This is the price at which the warrant allows the investor to buy the underlying shares. This will be the main driver of price of a warrant. For example, if a warrant allows an investor to buy 1 share at a price of $1.20, and the current price of the underlying shares is $1.50, then it’s fair to say that the warrant has an intrinsic value of $0.30.
The Expiry Date
All warrants are valid for a set period of time. The last day on which a warrant can be exercised is called the expiry date. The longer the time until expiry, the higher the price of the warrant: this is because the share price of the underlying stock has a greater time to move toward the strike price of the warrant.
The Conversion Ratio
This is the number of shares applicable to the warrant. For example, a warrant may be issued by ABC which gives the holder the right to buy one share for every four warrants. In other words, when exercising the right to buy shares, the warrant holder would have to ‘hand back’ three warrants – plus the strike price – for every share he is converting the warrants to.
Calculating the value of a warrant requires factoring in interest rates, time, exercise (strike) price, and conversion ratio. But, simply stated: the higher the price of the underlying share and the longer the time to expiry then the higher the price of the warrant.
Uses of Stock Warrants
You can use stock warrants to speculate on the price of the underlying stock, or to hedge an existing position. They can be freely traded, with registration transferred between holders, and as the cost is comparatively low they are attractive investments.
This low price means that the gearing on warrants is high. This means that the potential profit is higher than if an investor had bought the shares outright. But, so too, is the potential risk. Warrant prices tend to move in line with the price of the underlying share. However, because the price of the warrant is far lower, the percentage change is far higher.
To illustrate this, consider the following example:

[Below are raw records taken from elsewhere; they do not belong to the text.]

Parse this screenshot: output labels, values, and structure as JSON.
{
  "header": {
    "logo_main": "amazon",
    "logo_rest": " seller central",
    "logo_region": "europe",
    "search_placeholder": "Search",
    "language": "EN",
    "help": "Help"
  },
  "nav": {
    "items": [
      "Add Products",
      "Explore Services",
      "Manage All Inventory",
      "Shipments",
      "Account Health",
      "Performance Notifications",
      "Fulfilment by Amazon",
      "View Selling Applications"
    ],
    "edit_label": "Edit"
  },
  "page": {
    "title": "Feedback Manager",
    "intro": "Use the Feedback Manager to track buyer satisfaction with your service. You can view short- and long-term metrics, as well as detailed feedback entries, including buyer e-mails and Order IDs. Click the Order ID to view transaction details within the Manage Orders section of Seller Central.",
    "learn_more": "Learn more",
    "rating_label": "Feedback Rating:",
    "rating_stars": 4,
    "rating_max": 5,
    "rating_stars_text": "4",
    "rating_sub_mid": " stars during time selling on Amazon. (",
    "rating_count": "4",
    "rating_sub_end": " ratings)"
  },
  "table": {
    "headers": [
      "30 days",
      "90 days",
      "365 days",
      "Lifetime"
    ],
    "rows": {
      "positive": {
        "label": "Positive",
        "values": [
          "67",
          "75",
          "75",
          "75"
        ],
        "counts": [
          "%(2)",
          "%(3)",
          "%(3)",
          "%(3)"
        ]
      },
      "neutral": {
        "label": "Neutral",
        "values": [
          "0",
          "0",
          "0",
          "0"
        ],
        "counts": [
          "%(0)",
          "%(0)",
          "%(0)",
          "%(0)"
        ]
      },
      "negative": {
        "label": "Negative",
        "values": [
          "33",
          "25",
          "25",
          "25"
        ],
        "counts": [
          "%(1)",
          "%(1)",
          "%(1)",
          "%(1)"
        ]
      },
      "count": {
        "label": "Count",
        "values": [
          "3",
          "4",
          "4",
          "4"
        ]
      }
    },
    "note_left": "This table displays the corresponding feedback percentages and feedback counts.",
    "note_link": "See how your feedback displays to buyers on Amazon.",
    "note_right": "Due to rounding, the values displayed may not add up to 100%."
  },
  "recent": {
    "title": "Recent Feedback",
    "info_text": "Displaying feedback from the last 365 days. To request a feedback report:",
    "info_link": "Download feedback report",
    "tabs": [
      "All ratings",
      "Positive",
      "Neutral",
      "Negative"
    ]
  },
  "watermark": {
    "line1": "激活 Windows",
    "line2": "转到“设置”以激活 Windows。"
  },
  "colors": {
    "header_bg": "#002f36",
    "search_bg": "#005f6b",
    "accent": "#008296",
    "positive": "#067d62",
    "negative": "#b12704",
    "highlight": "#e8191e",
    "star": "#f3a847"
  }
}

ABC call warrants give the holder the right to buy one share per warrant at $1.00. The share price is currently $1.50. The price of the warrant is $0.50. (For the sake of this example we are discounting time value, and other pricing parameters.
If the share price rises to $1.70, the price of the warrant will rise to $0.70. The shares have increased by 13%, whilst the price of the warrant has increased by 40%.
However, if the share price were to fall by $0.25 to $1.25, the warrant will fall to $0.25. The shareholder has lost nearly 17%, but the warrant holder has lost 50%.
Are Warrants for You?
Warrants offer a cheap way to gain exposure to stock, and offer gearing that can ramp investment profits. But that gearing also means that losses can mount rapidly too: there’s never reward without risk.
They can be used to hedge positions as well as speculate on a market move, though they are often used for longer term investment purposes. If you believe a stock will reach the exercise price of a warrant by the expiry time, buying the warrants means paying out less money up front for the exposure you want.
Of course, it should be remembered that warrant prices can drop to zero, and become worthless, particularly in bear markets. In bull markets, warrant traders and investors can make very healthy profits.